» **What is being asked**: Write out the entries below once more, exactly, with the pictures left out.

» **Information given**:
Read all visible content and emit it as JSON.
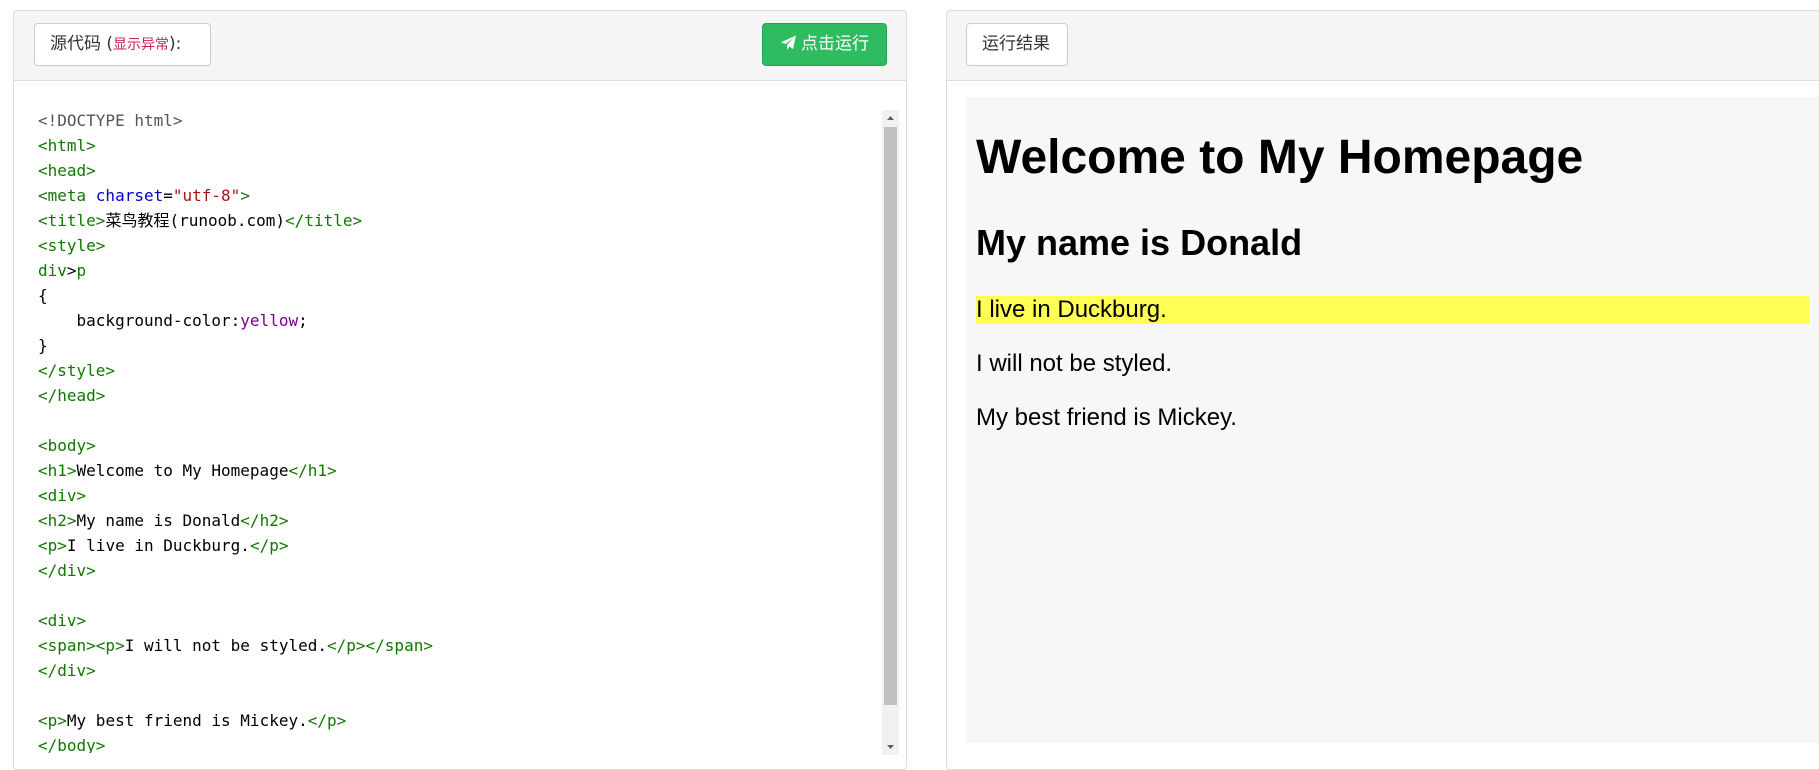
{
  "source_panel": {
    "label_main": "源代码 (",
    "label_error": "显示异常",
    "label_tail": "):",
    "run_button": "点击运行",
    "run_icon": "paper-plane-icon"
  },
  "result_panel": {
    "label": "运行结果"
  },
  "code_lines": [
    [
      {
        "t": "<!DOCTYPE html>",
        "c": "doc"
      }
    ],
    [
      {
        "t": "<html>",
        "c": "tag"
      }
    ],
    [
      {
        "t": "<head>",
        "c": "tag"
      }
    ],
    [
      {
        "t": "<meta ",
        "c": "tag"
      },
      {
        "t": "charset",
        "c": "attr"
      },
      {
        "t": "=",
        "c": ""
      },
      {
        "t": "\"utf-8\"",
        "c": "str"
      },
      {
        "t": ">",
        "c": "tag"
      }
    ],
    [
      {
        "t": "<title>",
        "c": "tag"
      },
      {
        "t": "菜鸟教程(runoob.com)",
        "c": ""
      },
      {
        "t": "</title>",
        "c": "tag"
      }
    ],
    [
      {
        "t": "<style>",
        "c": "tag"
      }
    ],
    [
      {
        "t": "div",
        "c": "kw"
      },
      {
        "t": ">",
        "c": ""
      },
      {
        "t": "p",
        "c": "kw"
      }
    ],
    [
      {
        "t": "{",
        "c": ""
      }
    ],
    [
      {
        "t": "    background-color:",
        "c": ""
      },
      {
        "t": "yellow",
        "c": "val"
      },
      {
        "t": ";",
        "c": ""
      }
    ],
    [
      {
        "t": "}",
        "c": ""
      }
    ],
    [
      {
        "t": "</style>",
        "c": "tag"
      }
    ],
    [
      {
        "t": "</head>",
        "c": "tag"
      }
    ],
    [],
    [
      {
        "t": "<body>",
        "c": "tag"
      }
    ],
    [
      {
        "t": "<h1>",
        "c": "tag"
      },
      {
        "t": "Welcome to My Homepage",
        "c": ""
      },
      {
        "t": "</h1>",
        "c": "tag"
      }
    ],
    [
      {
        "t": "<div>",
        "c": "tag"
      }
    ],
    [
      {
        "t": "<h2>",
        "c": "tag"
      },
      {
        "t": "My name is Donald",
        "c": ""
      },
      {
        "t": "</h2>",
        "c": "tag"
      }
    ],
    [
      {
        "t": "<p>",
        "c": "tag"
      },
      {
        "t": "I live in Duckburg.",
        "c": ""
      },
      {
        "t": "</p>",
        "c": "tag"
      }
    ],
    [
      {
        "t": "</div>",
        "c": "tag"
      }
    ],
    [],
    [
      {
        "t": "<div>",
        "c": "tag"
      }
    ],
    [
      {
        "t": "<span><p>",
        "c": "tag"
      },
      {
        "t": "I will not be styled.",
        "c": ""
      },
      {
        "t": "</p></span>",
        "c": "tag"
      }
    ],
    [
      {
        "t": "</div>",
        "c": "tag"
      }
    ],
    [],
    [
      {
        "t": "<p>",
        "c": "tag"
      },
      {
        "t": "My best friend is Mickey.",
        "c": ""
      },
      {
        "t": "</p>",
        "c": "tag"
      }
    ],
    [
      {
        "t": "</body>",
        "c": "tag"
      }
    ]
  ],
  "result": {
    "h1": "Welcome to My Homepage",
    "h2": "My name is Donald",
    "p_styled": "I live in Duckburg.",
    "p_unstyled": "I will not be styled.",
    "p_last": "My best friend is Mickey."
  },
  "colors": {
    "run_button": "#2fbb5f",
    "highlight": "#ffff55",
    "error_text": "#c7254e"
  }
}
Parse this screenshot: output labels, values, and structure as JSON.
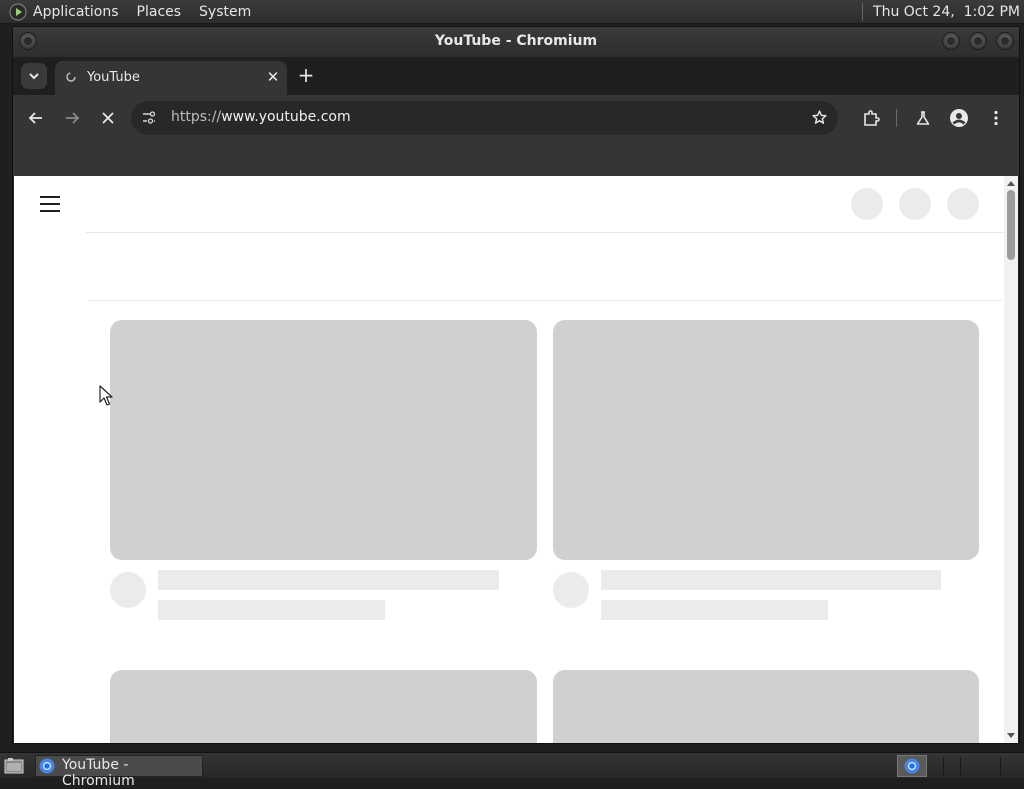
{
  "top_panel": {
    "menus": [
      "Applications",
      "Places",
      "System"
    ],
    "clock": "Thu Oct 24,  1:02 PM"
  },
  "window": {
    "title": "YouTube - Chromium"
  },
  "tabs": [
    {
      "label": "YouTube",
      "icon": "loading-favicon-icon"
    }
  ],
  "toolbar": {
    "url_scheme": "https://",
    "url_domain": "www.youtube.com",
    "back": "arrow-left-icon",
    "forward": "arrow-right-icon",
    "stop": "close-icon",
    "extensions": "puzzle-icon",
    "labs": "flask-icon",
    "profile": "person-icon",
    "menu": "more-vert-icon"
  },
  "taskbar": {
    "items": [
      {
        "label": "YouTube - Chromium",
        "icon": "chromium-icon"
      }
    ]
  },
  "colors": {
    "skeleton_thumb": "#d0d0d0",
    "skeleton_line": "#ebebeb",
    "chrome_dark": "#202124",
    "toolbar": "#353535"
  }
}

» **Task answer**:
Read all visible content and emit it as JSON.
{
  "source_panel": {
    "label_main": "源代码 (",
    "label_error": "显示异常",
    "label_tail": "):",
    "run_button": "点击运行",
    "run_icon": "paper-plane-icon"
  },
  "result_panel": {
    "label": "运行结果"
  },
  "code_lines": [
    [
      {
        "t": "<!DOCTYPE html>",
        "c": "doc"
      }
    ],
    [
      {
        "t": "<html>",
        "c": "tag"
      }
    ],
    [
      {
        "t": "<head>",
        "c": "tag"
      }
    ],
    [
      {
        "t": "<meta ",
        "c": "tag"
      },
      {
        "t": "charset",
        "c": "attr"
      },
      {
        "t": "=",
        "c": ""
      },
      {
        "t": "\"utf-8\"",
        "c": "str"
      },
      {
        "t": ">",
        "c": "tag"
      }
    ],
    [
      {
        "t": "<title>",
        "c": "tag"
      },
      {
        "t": "菜鸟教程(runoob.com)",
        "c": ""
      },
      {
        "t": "</title>",
        "c": "tag"
      }
    ],
    [
      {
        "t": "<style>",
        "c": "tag"
      }
    ],
    [
      {
        "t": "div",
        "c": "kw"
      },
      {
        "t": ">",
        "c": ""
      },
      {
        "t": "p",
        "c": "kw"
      }
    ],
    [
      {
        "t": "{",
        "c": ""
      }
    ],
    [
      {
        "t": "    background-color:",
        "c": ""
      },
      {
        "t": "yellow",
        "c": "val"
      },
      {
        "t": ";",
        "c": ""
      }
    ],
    [
      {
        "t": "}",
        "c": ""
      }
    ],
    [
      {
        "t": "</style>",
        "c": "tag"
      }
    ],
    [
      {
        "t": "</head>",
        "c": "tag"
      }
    ],
    [],
    [
      {
        "t": "<body>",
        "c": "tag"
      }
    ],
    [
      {
        "t": "<h1>",
        "c": "tag"
      },
      {
        "t": "Welcome to My Homepage",
        "c": ""
      },
      {
        "t": "</h1>",
        "c": "tag"
      }
    ],
    [
      {
        "t": "<div>",
        "c": "tag"
      }
    ],
    [
      {
        "t": "<h2>",
        "c": "tag"
      },
      {
        "t": "My name is Donald",
        "c": ""
      },
      {
        "t": "</h2>",
        "c": "tag"
      }
    ],
    [
      {
        "t": "<p>",
        "c": "tag"
      },
      {
        "t": "I live in Duckburg.",
        "c": ""
      },
      {
        "t": "</p>",
        "c": "tag"
      }
    ],
    [
      {
        "t": "</div>",
        "c": "tag"
      }
    ],
    [],
    [
      {
        "t": "<div>",
        "c": "tag"
      }
    ],
    [
      {
        "t": "<span><p>",
        "c": "tag"
      },
      {
        "t": "I will not be styled.",
        "c": ""
      },
      {
        "t": "</p></span>",
        "c": "tag"
      }
    ],
    [
      {
        "t": "</div>",
        "c": "tag"
      }
    ],
    [],
    [
      {
        "t": "<p>",
        "c": "tag"
      },
      {
        "t": "My best friend is Mickey.",
        "c": ""
      },
      {
        "t": "</p>",
        "c": "tag"
      }
    ],
    [
      {
        "t": "</body>",
        "c": "tag"
      }
    ]
  ],
  "result": {
    "h1": "Welcome to My Homepage",
    "h2": "My name is Donald",
    "p_styled": "I live in Duckburg.",
    "p_unstyled": "I will not be styled.",
    "p_last": "My best friend is Mickey."
  },
  "colors": {
    "run_button": "#2fbb5f",
    "highlight": "#ffff55",
    "error_text": "#c7254e"
  }
}
Parse this screenshot: output labels, values, and structure as JSON.
{
  "top_panel": {
    "menus": [
      "Applications",
      "Places",
      "System"
    ],
    "clock": "Thu Oct 24,  1:02 PM"
  },
  "window": {
    "title": "YouTube - Chromium"
  },
  "tabs": [
    {
      "label": "YouTube",
      "icon": "loading-favicon-icon"
    }
  ],
  "toolbar": {
    "url_scheme": "https://",
    "url_domain": "www.youtube.com",
    "back": "arrow-left-icon",
    "forward": "arrow-right-icon",
    "stop": "close-icon",
    "extensions": "puzzle-icon",
    "labs": "flask-icon",
    "profile": "person-icon",
    "menu": "more-vert-icon"
  },
  "taskbar": {
    "items": [
      {
        "label": "YouTube - Chromium",
        "icon": "chromium-icon"
      }
    ]
  },
  "colors": {
    "skeleton_thumb": "#d0d0d0",
    "skeleton_line": "#ebebeb",
    "chrome_dark": "#202124",
    "toolbar": "#353535"
  }
}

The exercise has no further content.